*Records for this task*

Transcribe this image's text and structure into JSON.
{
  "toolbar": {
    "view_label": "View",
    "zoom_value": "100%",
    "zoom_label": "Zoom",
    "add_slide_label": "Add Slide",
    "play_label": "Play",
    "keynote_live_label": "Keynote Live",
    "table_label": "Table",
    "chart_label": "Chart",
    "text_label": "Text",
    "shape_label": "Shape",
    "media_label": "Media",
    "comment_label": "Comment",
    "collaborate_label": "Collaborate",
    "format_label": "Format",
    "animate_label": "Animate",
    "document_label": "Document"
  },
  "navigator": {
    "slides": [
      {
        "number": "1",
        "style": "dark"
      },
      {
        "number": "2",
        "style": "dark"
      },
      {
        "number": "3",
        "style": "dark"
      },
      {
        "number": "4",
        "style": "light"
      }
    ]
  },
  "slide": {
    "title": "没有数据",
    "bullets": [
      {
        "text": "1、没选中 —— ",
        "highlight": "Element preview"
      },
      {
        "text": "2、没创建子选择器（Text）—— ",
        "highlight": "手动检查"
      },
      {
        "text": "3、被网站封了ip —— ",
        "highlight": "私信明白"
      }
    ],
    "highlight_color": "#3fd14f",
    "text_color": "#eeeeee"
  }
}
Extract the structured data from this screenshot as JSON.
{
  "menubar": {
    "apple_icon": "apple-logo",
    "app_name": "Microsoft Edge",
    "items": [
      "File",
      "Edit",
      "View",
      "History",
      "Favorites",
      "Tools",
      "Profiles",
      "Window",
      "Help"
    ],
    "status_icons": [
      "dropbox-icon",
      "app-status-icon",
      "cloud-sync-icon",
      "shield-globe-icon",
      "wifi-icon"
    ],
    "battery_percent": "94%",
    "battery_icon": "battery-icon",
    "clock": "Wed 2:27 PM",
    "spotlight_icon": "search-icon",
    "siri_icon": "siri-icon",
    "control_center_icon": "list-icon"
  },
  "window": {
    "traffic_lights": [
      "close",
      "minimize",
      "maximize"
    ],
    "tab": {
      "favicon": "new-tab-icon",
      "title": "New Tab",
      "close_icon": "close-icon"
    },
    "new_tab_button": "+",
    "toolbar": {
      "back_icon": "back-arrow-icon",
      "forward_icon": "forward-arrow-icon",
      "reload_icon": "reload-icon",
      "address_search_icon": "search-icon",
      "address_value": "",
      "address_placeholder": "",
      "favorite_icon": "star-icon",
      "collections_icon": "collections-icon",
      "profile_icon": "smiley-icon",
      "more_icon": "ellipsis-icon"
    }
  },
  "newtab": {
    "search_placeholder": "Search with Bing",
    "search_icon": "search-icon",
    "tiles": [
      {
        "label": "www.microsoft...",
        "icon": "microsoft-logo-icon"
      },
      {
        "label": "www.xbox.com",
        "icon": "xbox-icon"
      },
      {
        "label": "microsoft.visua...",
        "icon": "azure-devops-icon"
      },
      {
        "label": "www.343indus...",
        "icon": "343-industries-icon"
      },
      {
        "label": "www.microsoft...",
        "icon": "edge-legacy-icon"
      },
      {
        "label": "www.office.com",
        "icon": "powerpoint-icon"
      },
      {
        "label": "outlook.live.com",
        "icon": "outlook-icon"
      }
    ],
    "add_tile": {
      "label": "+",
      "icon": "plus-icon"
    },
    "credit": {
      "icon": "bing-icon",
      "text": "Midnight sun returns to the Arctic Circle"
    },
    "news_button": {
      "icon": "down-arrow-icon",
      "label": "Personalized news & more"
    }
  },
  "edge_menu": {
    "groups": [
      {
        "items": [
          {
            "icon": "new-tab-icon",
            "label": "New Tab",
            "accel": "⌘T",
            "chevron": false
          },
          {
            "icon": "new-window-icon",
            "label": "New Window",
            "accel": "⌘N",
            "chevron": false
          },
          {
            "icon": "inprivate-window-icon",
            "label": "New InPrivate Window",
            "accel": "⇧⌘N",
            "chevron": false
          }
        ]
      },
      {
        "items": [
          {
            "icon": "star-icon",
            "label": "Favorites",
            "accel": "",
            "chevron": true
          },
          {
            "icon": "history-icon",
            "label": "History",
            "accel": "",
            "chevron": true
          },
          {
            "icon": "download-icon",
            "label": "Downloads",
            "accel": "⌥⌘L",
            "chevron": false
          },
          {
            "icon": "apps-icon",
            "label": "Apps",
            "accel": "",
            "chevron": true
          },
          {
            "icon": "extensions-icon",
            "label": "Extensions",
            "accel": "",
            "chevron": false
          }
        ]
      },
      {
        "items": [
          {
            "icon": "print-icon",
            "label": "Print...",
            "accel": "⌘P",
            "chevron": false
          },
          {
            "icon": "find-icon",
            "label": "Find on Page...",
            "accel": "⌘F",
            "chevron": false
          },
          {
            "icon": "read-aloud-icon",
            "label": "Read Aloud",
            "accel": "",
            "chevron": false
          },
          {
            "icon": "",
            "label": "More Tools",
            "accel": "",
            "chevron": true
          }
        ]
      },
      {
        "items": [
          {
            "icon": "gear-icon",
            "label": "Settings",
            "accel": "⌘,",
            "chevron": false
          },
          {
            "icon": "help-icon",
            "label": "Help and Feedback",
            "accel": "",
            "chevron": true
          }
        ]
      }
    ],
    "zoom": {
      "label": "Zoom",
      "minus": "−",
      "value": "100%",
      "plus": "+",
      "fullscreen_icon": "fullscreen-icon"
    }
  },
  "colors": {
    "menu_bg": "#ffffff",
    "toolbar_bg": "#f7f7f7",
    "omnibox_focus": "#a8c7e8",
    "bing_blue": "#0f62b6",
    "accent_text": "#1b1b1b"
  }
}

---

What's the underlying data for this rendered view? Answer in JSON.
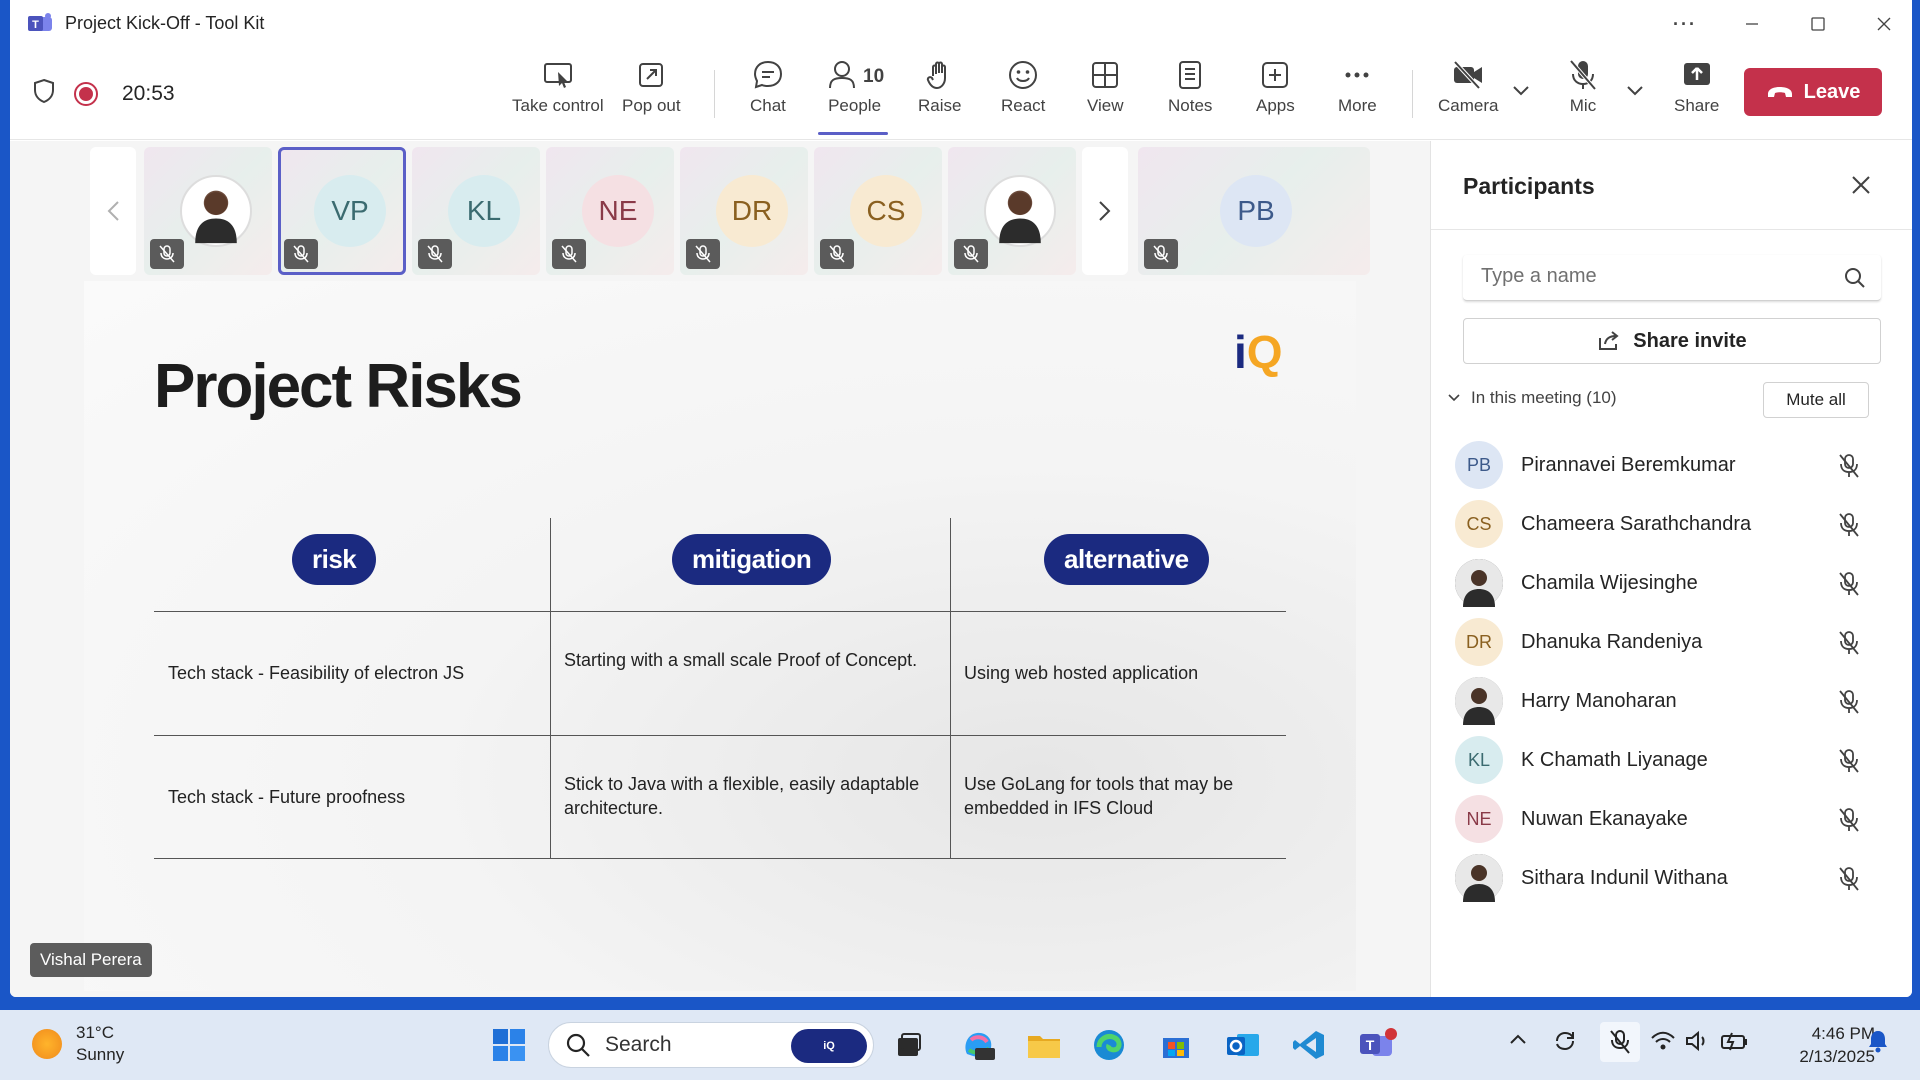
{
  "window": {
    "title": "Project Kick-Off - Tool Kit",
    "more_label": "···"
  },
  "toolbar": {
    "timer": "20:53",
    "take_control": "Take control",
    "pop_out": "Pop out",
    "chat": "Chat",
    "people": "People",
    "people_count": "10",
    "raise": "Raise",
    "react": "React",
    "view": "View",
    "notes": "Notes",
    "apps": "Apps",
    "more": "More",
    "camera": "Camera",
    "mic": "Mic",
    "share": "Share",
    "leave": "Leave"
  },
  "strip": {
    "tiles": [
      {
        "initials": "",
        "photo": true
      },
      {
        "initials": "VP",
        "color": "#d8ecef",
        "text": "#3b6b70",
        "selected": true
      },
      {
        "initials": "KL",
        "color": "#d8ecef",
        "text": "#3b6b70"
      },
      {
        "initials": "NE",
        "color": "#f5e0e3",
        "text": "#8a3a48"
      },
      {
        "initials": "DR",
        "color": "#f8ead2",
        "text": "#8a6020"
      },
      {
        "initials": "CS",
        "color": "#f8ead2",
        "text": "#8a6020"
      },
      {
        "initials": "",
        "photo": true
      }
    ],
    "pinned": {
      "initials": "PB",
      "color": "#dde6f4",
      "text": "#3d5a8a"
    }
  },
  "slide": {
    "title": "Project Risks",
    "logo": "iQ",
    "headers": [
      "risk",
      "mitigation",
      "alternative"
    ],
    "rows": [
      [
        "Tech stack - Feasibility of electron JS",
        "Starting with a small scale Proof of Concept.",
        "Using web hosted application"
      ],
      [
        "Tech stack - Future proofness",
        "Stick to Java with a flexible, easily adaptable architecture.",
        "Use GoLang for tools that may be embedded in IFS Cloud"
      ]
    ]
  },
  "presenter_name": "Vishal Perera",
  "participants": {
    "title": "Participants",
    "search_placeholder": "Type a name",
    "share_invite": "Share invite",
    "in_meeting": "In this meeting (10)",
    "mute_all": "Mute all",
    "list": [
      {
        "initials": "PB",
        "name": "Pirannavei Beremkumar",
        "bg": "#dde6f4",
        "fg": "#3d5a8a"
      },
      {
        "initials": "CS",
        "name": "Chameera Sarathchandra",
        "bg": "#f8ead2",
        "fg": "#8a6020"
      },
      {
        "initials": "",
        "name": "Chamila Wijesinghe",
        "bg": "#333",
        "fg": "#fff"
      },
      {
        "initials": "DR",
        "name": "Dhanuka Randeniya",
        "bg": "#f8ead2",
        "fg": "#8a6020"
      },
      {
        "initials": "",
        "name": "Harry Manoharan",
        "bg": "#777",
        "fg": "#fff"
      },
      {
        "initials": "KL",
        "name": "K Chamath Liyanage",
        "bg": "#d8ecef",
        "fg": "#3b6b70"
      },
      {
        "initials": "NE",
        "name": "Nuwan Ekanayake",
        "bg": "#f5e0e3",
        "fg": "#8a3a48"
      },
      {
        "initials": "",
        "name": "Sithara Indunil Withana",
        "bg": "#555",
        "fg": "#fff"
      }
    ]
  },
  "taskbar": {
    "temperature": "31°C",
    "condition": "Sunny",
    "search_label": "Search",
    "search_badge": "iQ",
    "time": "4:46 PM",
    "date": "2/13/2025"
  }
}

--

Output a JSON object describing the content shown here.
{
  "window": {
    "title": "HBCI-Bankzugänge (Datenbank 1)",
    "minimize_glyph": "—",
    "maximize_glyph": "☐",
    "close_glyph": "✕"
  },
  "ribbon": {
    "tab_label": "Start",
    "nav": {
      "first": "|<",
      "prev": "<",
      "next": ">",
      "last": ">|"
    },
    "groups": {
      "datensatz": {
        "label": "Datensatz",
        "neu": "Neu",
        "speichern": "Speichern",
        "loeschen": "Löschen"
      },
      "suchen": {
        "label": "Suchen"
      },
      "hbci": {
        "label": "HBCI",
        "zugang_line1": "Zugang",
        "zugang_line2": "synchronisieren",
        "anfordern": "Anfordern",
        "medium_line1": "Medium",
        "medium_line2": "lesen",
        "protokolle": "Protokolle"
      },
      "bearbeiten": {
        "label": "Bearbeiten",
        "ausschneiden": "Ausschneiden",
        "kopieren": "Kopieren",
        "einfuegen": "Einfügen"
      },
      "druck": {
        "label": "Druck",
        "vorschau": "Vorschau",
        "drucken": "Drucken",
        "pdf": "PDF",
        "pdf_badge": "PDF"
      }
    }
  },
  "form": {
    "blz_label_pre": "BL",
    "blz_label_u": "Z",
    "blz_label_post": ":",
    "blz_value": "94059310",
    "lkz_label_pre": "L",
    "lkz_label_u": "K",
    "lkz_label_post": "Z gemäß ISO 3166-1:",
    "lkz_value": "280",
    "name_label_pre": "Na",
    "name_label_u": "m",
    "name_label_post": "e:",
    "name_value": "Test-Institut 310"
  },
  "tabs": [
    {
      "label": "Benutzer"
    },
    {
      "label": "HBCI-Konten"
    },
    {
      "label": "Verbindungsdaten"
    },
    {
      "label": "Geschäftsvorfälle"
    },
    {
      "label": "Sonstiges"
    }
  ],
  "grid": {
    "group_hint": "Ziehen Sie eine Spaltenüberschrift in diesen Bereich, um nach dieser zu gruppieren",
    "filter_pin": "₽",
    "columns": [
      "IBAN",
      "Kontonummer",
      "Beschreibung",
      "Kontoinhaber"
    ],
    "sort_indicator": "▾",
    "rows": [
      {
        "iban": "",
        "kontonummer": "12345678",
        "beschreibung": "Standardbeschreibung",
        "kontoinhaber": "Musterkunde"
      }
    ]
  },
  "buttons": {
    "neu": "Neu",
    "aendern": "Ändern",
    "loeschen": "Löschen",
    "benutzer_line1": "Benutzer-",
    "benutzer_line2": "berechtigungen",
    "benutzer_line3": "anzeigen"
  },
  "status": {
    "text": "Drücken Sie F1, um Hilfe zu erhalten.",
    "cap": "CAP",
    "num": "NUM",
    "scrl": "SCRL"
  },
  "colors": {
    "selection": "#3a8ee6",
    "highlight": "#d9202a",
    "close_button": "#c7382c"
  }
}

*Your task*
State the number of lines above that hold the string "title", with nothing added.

*Reply to the exercise*
6